Construct viable arguments and critique the reasoning of others. Students understand and use stated assumptions, definitions, and previously established results in constructing arguments. They make conjectures and build a logical progression of statements to explore the truth of their conjectures. They are able to analyze situations by breaking them into cases, and can recognize and use counterexamples. They justify their conclusions, communicate them to others, and respond to the arguments of others. They reason inductively about data, making plausible arguments that take into account the context from which the data arose. Students are also able to compare the effectiveness of two plausible arguments, distinguish correct logic or reasoning from that which is flawed, and—if there is a flaw in an argument—explain what it is.
Model with mathematics. Students can apply the mathematics they know to solve problems arising in everyday life, society, and the workplace. Students who can apply what they know are comfortable making assumptions and approximations to simplify a complicated situation, realizing that these may need revision later.

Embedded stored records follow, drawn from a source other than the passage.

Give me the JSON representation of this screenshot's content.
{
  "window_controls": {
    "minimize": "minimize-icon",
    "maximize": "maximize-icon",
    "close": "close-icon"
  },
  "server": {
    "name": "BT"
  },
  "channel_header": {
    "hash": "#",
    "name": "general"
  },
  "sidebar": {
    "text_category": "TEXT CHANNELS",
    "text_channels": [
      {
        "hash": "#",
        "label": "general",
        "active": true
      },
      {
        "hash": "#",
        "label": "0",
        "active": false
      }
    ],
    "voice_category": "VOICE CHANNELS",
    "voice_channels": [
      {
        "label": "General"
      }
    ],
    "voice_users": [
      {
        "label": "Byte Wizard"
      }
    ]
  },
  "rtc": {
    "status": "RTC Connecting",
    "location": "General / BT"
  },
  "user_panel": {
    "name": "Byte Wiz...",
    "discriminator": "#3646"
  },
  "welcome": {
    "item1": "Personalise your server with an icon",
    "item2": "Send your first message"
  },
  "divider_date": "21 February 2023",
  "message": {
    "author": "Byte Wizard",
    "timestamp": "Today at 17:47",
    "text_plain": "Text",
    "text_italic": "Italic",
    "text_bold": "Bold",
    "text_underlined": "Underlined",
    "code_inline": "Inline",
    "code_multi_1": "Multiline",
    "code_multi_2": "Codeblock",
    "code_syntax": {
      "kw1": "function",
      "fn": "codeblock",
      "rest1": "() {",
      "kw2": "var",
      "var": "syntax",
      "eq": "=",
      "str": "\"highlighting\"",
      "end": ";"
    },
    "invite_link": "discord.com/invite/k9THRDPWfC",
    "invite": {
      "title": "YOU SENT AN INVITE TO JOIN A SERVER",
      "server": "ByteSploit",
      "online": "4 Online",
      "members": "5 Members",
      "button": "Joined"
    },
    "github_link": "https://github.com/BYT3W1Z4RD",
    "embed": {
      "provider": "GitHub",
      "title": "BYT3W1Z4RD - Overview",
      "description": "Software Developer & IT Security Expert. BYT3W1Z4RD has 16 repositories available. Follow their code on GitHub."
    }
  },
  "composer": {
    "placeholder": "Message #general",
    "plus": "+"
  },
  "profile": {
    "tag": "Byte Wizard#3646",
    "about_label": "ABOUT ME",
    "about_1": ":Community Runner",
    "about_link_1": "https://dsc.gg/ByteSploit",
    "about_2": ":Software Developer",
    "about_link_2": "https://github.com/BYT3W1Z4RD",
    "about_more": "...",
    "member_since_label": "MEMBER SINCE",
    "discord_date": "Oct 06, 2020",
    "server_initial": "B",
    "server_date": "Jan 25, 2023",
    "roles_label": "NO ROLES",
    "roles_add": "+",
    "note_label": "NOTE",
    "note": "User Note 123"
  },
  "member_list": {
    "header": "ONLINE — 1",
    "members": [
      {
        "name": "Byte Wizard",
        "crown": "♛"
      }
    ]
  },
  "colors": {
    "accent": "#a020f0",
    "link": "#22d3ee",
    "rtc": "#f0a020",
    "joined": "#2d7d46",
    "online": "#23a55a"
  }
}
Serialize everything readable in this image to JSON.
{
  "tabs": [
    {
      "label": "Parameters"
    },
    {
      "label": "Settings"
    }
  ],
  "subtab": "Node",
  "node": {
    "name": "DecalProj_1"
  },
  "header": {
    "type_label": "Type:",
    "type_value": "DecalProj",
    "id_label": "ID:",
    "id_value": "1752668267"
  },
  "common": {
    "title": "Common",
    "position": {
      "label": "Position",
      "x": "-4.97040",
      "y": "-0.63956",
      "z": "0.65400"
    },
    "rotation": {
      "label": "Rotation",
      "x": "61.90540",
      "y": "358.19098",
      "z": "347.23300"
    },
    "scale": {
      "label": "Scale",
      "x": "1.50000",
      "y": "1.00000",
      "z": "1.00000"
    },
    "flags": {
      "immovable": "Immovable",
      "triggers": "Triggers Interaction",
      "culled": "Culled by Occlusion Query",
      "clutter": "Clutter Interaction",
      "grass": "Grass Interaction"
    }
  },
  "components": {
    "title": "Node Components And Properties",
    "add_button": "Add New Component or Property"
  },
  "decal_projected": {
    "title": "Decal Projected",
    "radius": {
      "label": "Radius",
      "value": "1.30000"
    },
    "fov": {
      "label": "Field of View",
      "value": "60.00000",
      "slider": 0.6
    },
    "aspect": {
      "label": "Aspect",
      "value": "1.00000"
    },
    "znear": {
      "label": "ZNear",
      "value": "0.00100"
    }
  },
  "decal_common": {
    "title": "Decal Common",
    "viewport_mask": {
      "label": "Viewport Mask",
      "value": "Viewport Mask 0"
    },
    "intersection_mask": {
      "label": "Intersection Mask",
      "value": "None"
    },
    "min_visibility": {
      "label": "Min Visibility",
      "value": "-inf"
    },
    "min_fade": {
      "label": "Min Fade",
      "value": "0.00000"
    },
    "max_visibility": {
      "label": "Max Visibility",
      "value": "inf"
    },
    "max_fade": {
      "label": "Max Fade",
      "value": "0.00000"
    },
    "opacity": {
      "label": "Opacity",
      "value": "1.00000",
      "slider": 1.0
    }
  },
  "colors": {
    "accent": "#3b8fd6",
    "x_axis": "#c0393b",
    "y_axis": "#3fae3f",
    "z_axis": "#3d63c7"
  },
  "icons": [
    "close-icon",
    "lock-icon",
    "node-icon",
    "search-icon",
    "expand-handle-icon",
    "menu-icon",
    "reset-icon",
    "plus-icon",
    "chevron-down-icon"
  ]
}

They are able to identify important quantities in a practical situation and map their relationships using such tools as diagrams, two-way tables, graphs, flowcharts and formulas. They can analyze those relationships mathematically to draw conclusions.

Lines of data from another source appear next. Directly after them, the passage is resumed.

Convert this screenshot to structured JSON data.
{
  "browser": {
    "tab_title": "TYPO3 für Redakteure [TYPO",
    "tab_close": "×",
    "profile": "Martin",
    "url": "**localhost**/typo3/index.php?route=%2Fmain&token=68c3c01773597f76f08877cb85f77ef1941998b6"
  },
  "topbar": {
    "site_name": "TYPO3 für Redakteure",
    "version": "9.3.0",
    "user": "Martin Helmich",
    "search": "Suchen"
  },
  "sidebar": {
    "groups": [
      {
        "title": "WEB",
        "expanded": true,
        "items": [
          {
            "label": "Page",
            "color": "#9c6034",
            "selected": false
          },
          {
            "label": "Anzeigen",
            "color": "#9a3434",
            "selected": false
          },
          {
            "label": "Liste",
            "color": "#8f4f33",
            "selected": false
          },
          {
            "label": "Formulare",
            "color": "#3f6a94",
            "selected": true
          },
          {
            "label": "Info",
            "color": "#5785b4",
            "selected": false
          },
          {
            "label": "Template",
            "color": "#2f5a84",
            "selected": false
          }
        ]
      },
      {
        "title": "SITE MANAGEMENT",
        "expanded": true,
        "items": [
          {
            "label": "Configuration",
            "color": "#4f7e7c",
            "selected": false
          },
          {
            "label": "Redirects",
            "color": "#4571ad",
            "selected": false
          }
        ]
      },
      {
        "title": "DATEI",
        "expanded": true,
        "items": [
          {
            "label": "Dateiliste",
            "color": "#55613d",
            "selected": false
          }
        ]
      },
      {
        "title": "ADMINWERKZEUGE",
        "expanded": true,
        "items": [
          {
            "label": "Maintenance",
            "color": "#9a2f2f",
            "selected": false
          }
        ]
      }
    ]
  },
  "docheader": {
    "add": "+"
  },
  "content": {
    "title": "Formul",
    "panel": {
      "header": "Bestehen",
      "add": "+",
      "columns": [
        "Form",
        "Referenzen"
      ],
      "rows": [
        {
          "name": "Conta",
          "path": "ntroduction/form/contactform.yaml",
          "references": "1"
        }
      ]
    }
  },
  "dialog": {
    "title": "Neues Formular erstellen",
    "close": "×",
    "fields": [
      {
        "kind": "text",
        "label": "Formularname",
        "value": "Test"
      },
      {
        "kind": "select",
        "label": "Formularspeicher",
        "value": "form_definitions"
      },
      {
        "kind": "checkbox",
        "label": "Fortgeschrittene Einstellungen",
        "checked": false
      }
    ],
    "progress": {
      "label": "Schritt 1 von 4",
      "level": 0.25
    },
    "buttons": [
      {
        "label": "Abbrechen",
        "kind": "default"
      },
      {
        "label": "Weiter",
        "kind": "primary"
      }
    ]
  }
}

Use appropriate tools strategically. Students consider the available tools when solving a mathematical problem. These tools might include pencil and paper, concrete models, a ruler, a protractor, a calculator, a spreadsheet, a computer algebra system, a statistical package, or dynamic geometry software. Students at various grade levels are able to identify relevant external mathematical resources, such as digital content located on a website, and use them to pose or solve problems. They are able to use technological tools to explore and deepen their understandings of concepts.
Attend to precision. Students try to communicate precisely to others. They try to use clear definitions in discussion with others and in their own reasoning. They state the meaning of the symbols they choose, including using the equal sign consistently and appropriately. They are careful about specifying units of measure, and labeling axes to clarify the correspondence with quantities in a problem. They calculate accurately and efficiently, express numerical answers with a degree of precision appropriate for the problem context.

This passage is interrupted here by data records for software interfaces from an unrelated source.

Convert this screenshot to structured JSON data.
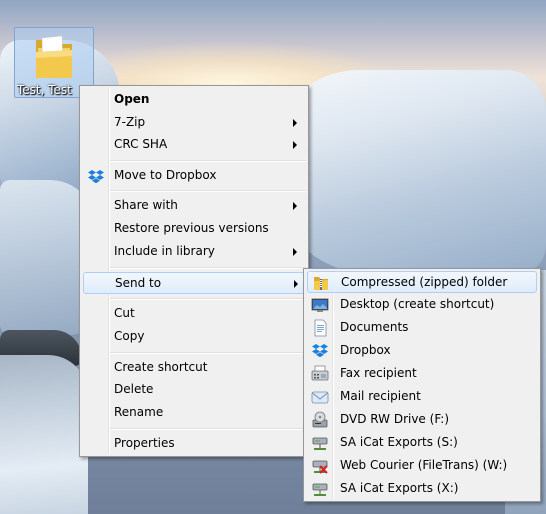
{
  "desktop_icon": {
    "label": "Test, Test",
    "icon": "folder-icon"
  },
  "context_menu": {
    "items": [
      {
        "id": "open",
        "label": "Open",
        "bold": true
      },
      {
        "id": "7zip",
        "label": "7-Zip",
        "submenu": true
      },
      {
        "id": "crc-sha",
        "label": "CRC SHA",
        "submenu": true
      },
      {
        "id": "move-to-dropbox",
        "label": "Move to Dropbox",
        "icon": "dropbox-icon"
      },
      {
        "id": "share-with",
        "label": "Share with",
        "submenu": true
      },
      {
        "id": "restore-previous-versions",
        "label": "Restore previous versions"
      },
      {
        "id": "include-in-library",
        "label": "Include in library",
        "submenu": true
      },
      {
        "id": "send-to",
        "label": "Send to",
        "submenu": true,
        "highlighted": true
      },
      {
        "id": "cut",
        "label": "Cut"
      },
      {
        "id": "copy",
        "label": "Copy"
      },
      {
        "id": "create-shortcut",
        "label": "Create shortcut"
      },
      {
        "id": "delete",
        "label": "Delete"
      },
      {
        "id": "rename",
        "label": "Rename"
      },
      {
        "id": "properties",
        "label": "Properties"
      }
    ]
  },
  "send_to_menu": {
    "items": [
      {
        "label": "Compressed (zipped) folder",
        "icon": "zip-folder-icon",
        "highlighted": true
      },
      {
        "label": "Desktop (create shortcut)",
        "icon": "desktop-icon"
      },
      {
        "label": "Documents",
        "icon": "documents-icon"
      },
      {
        "label": "Dropbox",
        "icon": "dropbox-icon"
      },
      {
        "label": "Fax recipient",
        "icon": "fax-icon"
      },
      {
        "label": "Mail recipient",
        "icon": "mail-icon"
      },
      {
        "label": "DVD RW Drive (F:)",
        "icon": "dvd-drive-icon"
      },
      {
        "label": "SA iCat Exports (S:)",
        "icon": "network-drive-icon"
      },
      {
        "label": "Web Courier (FileTrans) (W:)",
        "icon": "disconnected-network-drive-icon"
      },
      {
        "label": "SA iCat Exports (X:)",
        "icon": "network-drive-icon"
      }
    ]
  },
  "colors": {
    "menu_bg": "#f0f0f0",
    "highlight_border": "#aecff7",
    "dropbox_blue": "#1e7fd8"
  }
}
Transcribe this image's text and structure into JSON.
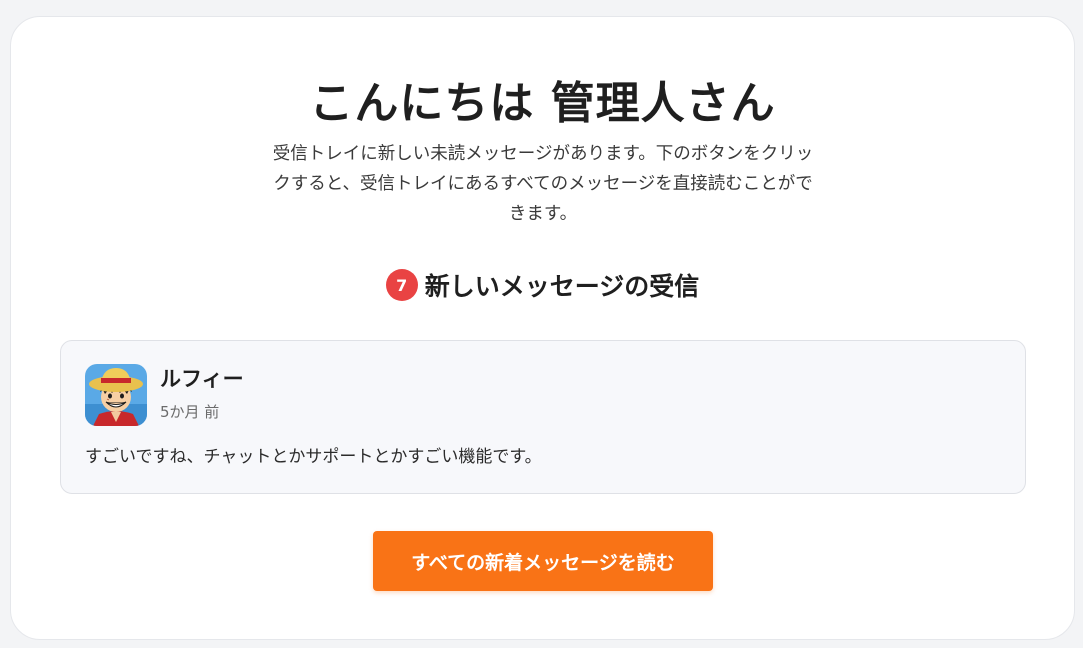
{
  "greeting": "こんにちは 管理人さん",
  "intro_lines": [
    "受信トレイに新しい未読メッセージがあります。下のボタンをクリッ",
    "クすると、受信トレイにあるすべてのメッセージを直接読むことがで",
    "きます。"
  ],
  "new_messages": {
    "count": "7",
    "heading": "新しいメッセージの受信"
  },
  "message": {
    "avatar_icon": "luffy-avatar-icon",
    "sender": "ルフィー",
    "time": "5か月 前",
    "body": "すごいですね、チャットとかサポートとかすごい機能です。"
  },
  "button": {
    "label": "すべての新着メッセージを読む"
  },
  "colors": {
    "accent": "#f97316",
    "badge": "#e94343",
    "message_bg": "#f7f8fb"
  }
}
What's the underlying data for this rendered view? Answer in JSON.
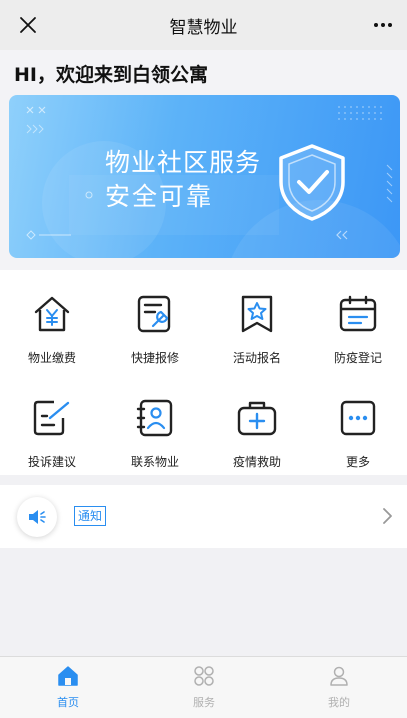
{
  "header": {
    "title": "智慧物业"
  },
  "greeting": "HI，欢迎来到白领公寓",
  "banner": {
    "line1": "物业社区服务",
    "line2": "安全可靠"
  },
  "services": [
    {
      "label": "物业缴费",
      "icon": "house-yen-icon"
    },
    {
      "label": "快捷报修",
      "icon": "wrench-doc-icon"
    },
    {
      "label": "活动报名",
      "icon": "star-bookmark-icon"
    },
    {
      "label": "防疫登记",
      "icon": "calendar-icon"
    },
    {
      "label": "投诉建议",
      "icon": "pencil-note-icon"
    },
    {
      "label": "联系物业",
      "icon": "contacts-book-icon"
    },
    {
      "label": "疫情救助",
      "icon": "medical-kit-icon"
    },
    {
      "label": "更多",
      "icon": "more-dots-icon"
    }
  ],
  "notice": {
    "tag": "通知"
  },
  "tabs": [
    {
      "label": "首页",
      "icon": "home-icon",
      "active": true
    },
    {
      "label": "服务",
      "icon": "grid-clover-icon",
      "active": false
    },
    {
      "label": "我的",
      "icon": "person-icon",
      "active": false
    }
  ],
  "colors": {
    "accent": "#2a8ef0",
    "banner_start": "#8fd0fb",
    "banner_end": "#3c97f6",
    "inactive": "#b0b0b0"
  }
}
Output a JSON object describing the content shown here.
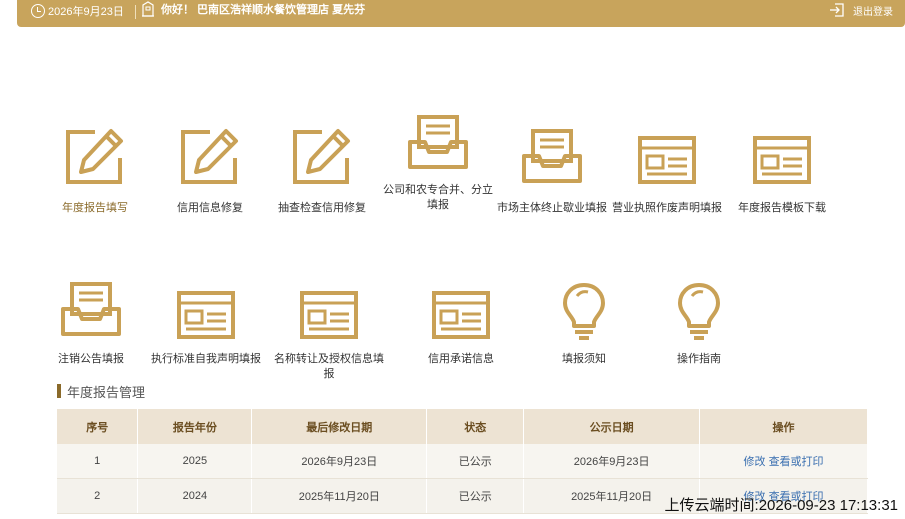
{
  "header": {
    "date": "2026年9月23日",
    "greeting": "你好！ 巴南区浩祥顺水餐饮管理店   夏先芬",
    "logout": "退出登录"
  },
  "tiles_row1": [
    {
      "label": "年度报告填写",
      "icon": "pencil-edit-icon"
    },
    {
      "label": "信用信息修复",
      "icon": "pencil-edit-icon"
    },
    {
      "label": "抽查检查信用修复",
      "icon": "pencil-edit-icon"
    },
    {
      "label": "公司和农专合并、分立填报",
      "icon": "inbox-tray-icon"
    },
    {
      "label": "市场主体终止歇业填报",
      "icon": "inbox-tray-icon"
    },
    {
      "label": "营业执照作废声明填报",
      "icon": "form-window-icon"
    },
    {
      "label": "年度报告模板下载",
      "icon": "form-window-icon"
    }
  ],
  "tiles_row2": [
    {
      "label": "注销公告填报",
      "icon": "inbox-tray-icon"
    },
    {
      "label": "执行标准自我声明填报",
      "icon": "form-window-icon"
    },
    {
      "label": "名称转让及授权信息填报",
      "icon": "form-window-icon"
    },
    {
      "label": "信用承诺信息",
      "icon": "form-window-icon"
    },
    {
      "label": "填报须知",
      "icon": "lightbulb-icon"
    },
    {
      "label": "操作指南",
      "icon": "lightbulb-icon"
    }
  ],
  "section_title": "年度报告管理",
  "table": {
    "headers": [
      "序号",
      "报告年份",
      "最后修改日期",
      "状态",
      "公示日期",
      "操作"
    ],
    "rows": [
      {
        "no": "1",
        "year": "2025",
        "modified": "2026年9月23日",
        "status": "已公示",
        "published": "2026年9月23日",
        "edit": "修改",
        "view": "查看或打印"
      },
      {
        "no": "2",
        "year": "2024",
        "modified": "2025年11月20日",
        "status": "已公示",
        "published": "2025年11月20日",
        "edit": "修改",
        "view": "查看或打印"
      }
    ]
  },
  "watermark": "上传云端时间:2026-09-23 17:13:31",
  "colors": {
    "accent": "#c8a45c",
    "icon_gold": "#c9a156",
    "dark_gold": "#8a6a2a",
    "link": "#3a6fb0"
  }
}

Look for and express regularity in repeated reasoning. Students notice if calculations are repeated, and look both for general methods and for shortcuts. As they work to solve a problem, students maintain oversight of the process, while attending to the details. They continually evaluate the reasonableness of their intermediate results.
3-LS1: From Molecules to Organisms: Structures and Processes